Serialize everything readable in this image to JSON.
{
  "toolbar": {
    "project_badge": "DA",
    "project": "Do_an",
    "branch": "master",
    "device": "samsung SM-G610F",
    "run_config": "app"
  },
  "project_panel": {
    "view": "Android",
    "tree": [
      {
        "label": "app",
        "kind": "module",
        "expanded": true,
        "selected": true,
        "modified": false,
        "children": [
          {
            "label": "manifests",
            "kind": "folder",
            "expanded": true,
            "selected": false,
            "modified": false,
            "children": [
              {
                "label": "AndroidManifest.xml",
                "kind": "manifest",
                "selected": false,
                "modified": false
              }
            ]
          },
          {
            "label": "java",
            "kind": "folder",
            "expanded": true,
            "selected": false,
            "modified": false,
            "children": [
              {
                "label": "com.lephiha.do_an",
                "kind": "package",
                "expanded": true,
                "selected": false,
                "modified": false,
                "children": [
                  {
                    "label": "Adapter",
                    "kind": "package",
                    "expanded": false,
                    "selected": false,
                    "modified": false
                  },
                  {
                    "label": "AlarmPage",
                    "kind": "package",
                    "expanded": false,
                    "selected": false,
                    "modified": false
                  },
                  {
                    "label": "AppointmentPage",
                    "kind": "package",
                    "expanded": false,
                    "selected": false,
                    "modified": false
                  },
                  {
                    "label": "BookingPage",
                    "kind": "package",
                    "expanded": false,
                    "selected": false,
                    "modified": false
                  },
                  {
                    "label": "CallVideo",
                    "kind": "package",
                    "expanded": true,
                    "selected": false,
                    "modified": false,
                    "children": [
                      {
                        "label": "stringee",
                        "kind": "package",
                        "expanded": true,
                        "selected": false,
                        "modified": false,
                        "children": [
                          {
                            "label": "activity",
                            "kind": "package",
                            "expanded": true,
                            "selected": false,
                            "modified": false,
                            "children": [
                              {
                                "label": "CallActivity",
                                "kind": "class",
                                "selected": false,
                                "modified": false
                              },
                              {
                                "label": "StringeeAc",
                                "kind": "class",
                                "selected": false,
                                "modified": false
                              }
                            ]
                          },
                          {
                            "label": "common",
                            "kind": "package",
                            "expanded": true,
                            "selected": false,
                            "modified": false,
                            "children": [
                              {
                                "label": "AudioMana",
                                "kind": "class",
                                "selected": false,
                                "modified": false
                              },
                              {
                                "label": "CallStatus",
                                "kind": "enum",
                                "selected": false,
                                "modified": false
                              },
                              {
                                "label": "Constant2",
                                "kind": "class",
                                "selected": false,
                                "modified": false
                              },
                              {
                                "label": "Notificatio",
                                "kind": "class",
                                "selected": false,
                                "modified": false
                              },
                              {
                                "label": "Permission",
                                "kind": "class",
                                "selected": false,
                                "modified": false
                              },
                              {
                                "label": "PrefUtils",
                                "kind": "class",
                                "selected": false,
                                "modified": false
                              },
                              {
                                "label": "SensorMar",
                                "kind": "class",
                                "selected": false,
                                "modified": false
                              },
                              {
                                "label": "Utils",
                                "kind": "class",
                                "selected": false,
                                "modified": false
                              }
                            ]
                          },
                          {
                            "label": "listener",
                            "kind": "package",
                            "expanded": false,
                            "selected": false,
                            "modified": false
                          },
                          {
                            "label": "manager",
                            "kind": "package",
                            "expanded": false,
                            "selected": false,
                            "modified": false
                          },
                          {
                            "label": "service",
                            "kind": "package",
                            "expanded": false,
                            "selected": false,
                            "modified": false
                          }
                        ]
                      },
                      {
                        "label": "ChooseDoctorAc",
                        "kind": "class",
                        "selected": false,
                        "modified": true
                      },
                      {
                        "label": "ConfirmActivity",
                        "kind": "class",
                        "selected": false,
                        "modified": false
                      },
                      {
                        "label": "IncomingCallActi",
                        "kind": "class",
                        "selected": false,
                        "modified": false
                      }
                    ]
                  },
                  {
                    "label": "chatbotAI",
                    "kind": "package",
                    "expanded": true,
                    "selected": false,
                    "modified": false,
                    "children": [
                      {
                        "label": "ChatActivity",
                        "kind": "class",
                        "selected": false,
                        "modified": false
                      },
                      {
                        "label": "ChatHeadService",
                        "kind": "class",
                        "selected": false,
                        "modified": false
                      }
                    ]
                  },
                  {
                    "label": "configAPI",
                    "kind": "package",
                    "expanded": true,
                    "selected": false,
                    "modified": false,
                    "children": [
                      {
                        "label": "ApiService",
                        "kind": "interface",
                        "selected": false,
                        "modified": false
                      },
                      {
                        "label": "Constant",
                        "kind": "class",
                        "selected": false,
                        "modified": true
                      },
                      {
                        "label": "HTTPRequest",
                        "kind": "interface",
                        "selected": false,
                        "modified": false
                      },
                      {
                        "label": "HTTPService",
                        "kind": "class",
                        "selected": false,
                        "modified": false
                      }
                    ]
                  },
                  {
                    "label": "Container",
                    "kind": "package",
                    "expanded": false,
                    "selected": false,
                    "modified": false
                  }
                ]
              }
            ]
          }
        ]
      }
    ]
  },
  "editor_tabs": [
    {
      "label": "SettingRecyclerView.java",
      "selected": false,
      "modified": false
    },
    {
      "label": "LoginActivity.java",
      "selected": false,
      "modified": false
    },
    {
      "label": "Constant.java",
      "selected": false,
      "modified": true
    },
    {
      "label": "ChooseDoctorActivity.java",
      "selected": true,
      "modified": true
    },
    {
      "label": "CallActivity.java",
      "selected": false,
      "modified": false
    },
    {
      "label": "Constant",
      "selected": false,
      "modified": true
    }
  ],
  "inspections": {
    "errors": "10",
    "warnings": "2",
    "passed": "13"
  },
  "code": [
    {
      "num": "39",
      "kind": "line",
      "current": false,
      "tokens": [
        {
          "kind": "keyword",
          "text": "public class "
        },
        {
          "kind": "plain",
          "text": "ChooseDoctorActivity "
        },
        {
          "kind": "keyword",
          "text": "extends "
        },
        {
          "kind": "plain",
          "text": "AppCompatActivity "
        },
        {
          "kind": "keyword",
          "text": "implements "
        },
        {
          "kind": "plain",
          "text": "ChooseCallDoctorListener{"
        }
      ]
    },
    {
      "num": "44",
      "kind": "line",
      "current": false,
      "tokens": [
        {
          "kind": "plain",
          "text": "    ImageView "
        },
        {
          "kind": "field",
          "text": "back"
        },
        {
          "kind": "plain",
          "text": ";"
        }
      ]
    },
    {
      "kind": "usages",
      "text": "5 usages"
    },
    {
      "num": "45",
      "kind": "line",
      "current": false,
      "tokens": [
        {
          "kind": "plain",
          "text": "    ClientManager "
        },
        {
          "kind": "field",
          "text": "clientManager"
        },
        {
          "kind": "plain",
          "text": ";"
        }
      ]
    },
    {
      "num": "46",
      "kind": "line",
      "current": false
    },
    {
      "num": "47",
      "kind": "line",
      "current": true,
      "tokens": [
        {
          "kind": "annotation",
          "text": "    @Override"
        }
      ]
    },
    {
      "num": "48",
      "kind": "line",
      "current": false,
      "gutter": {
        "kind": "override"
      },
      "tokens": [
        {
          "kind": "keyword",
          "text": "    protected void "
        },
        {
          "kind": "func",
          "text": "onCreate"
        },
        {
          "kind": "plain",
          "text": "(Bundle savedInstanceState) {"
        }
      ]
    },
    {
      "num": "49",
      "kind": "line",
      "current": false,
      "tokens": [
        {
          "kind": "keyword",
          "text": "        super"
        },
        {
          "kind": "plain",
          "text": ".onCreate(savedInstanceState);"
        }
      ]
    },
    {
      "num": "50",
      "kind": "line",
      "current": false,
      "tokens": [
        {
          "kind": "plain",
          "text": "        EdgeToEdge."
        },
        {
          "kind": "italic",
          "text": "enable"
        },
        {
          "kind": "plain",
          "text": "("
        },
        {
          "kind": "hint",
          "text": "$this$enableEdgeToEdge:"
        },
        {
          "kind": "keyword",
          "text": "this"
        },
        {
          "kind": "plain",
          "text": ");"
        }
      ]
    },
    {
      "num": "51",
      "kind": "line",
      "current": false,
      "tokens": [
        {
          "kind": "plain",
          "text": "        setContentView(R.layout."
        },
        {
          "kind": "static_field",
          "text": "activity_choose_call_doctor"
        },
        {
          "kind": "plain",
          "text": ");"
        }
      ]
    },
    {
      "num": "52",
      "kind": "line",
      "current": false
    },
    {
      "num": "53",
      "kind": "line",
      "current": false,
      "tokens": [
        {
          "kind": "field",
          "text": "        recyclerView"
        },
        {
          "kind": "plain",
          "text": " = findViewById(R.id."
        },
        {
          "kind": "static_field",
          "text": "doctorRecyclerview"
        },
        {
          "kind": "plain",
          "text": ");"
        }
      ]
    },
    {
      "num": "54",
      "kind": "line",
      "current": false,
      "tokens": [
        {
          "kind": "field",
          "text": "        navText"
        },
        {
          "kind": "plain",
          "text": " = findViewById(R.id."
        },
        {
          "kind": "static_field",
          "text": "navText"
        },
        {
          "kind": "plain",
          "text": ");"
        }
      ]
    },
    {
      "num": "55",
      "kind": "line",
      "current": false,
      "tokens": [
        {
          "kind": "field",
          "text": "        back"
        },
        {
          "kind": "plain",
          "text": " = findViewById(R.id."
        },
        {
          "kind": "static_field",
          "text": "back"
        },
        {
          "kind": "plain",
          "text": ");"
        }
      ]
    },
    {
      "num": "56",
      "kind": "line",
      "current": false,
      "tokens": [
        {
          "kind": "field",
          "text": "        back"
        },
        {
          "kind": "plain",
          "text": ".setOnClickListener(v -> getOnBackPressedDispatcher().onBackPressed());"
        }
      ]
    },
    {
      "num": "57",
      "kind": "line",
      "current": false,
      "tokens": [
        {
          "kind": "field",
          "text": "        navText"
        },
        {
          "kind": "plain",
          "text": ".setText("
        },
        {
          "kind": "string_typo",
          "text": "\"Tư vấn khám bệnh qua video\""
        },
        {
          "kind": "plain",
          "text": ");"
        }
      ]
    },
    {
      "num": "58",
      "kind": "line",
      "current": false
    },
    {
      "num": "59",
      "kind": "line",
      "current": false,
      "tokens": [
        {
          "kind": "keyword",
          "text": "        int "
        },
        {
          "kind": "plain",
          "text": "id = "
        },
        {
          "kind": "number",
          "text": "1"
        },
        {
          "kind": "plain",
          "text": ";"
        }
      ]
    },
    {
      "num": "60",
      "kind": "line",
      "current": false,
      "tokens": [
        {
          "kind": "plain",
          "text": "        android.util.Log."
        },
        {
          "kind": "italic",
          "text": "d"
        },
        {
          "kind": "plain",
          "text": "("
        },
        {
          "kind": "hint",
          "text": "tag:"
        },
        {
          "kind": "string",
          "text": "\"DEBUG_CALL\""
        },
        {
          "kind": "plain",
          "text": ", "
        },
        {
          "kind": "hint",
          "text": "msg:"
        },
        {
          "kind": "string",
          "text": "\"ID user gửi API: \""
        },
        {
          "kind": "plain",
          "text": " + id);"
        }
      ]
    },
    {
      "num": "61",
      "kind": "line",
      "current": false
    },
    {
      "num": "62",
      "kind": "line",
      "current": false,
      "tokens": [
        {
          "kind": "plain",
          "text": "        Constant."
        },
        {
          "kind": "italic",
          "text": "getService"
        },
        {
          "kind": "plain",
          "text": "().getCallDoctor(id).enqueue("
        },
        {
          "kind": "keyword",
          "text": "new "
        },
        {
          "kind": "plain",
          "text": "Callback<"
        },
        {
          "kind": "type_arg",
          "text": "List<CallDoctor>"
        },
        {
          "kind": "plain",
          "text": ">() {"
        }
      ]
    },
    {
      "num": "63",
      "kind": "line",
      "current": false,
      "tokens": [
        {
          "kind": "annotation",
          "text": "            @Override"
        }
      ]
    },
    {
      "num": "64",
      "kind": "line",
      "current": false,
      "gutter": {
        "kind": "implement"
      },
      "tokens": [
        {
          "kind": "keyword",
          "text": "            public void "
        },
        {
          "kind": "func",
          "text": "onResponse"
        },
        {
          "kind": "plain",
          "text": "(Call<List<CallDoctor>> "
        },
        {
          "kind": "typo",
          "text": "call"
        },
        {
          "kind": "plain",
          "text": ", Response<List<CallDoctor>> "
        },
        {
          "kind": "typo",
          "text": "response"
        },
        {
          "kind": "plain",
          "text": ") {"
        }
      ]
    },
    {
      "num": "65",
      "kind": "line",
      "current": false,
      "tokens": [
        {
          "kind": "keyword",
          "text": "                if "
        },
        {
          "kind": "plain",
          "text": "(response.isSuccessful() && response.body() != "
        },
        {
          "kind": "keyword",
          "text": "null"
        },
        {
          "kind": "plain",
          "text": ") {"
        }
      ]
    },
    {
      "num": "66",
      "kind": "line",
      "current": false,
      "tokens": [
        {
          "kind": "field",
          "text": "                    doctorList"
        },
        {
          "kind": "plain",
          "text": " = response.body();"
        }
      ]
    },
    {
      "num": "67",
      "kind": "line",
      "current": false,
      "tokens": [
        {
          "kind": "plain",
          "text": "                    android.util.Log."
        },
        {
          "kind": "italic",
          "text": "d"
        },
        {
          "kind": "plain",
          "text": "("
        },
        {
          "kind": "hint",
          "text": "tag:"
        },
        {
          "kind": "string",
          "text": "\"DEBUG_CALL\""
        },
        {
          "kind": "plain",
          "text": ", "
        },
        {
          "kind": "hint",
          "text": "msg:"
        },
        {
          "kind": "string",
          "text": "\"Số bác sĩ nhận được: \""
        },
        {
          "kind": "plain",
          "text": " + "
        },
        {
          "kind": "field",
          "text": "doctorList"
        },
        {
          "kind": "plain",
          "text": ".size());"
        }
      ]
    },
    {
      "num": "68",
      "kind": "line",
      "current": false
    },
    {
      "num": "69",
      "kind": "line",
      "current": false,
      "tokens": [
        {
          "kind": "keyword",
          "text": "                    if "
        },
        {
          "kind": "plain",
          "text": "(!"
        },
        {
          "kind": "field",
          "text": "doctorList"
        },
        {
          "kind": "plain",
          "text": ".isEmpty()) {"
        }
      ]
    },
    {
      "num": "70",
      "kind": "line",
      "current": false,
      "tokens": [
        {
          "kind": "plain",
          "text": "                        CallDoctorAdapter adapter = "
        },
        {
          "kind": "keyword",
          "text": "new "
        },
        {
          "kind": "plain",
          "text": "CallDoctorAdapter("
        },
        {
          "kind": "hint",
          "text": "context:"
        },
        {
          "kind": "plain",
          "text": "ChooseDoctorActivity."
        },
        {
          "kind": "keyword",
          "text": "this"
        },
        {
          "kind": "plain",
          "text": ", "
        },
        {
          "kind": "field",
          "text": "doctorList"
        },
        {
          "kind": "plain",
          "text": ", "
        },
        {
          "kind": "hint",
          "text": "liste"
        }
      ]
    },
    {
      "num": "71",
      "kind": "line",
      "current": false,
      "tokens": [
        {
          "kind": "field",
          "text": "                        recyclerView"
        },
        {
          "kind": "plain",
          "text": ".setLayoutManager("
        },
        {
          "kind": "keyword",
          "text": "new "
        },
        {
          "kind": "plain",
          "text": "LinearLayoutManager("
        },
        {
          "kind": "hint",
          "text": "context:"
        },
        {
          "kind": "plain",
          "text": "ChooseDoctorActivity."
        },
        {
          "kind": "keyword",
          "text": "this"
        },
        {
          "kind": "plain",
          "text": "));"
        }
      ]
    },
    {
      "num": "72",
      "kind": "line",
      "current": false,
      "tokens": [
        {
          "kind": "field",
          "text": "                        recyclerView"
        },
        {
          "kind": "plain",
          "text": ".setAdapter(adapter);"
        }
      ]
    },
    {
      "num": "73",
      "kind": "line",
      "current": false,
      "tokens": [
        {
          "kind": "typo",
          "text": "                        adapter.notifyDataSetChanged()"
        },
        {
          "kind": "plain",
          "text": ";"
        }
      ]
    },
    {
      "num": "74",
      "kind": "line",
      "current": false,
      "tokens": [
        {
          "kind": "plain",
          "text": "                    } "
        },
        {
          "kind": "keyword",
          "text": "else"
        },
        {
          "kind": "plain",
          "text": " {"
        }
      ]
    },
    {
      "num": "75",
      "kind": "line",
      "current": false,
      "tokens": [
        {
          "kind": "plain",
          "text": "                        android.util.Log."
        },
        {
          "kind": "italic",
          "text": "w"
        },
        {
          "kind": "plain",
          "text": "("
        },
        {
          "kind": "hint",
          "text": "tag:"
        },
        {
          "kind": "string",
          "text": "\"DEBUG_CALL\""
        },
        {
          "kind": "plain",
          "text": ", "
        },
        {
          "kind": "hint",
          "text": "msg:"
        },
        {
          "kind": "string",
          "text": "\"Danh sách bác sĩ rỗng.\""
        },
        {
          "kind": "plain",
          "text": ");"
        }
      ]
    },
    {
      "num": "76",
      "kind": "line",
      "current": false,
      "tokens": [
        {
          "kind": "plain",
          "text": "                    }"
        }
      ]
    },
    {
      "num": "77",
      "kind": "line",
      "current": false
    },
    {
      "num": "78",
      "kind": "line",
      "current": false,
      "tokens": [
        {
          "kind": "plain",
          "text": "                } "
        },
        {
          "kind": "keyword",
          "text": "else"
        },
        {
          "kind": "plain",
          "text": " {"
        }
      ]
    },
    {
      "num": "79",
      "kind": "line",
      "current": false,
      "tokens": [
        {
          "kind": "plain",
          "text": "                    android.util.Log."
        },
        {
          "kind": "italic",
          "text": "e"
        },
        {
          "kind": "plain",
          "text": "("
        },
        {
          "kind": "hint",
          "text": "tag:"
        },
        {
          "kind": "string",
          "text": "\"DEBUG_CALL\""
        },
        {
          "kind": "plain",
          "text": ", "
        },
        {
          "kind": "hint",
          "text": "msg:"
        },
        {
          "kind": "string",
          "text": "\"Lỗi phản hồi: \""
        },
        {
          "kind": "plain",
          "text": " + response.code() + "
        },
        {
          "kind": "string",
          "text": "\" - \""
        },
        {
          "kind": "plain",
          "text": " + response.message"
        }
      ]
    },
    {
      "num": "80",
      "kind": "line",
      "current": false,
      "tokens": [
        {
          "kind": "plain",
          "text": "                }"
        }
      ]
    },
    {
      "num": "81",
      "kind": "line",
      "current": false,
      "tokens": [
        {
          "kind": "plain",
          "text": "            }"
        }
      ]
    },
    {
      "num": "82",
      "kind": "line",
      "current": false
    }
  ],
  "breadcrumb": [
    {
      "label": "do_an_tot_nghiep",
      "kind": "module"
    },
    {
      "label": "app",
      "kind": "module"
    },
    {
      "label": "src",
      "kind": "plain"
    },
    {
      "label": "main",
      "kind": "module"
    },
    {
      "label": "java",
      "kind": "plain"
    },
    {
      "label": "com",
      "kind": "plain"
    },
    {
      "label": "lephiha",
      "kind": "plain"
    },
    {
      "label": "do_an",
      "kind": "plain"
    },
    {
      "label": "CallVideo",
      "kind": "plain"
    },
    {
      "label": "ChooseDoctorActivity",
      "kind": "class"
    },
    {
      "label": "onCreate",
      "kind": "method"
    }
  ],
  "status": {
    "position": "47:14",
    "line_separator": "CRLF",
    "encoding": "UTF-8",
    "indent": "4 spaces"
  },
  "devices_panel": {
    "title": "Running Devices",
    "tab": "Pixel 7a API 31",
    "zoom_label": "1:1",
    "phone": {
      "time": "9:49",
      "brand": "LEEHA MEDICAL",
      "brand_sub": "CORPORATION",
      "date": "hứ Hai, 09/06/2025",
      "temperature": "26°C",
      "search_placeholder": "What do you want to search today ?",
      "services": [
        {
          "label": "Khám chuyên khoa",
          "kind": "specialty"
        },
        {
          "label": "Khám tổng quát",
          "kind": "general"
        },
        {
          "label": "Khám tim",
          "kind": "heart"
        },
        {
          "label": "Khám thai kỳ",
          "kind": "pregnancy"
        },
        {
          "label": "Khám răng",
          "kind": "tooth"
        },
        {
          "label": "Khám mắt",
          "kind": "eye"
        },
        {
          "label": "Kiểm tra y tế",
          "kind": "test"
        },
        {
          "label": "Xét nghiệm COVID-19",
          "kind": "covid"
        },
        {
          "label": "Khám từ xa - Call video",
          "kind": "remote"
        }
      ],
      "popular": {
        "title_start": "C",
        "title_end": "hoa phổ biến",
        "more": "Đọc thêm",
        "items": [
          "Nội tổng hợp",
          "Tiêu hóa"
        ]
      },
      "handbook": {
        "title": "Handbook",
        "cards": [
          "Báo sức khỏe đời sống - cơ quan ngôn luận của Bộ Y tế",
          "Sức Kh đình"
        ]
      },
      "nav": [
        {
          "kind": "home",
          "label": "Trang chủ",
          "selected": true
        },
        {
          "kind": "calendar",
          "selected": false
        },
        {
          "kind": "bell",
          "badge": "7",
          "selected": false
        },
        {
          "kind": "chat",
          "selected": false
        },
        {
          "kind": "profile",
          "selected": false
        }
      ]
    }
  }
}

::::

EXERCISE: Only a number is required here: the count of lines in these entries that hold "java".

WRITTEN ANSWER: 7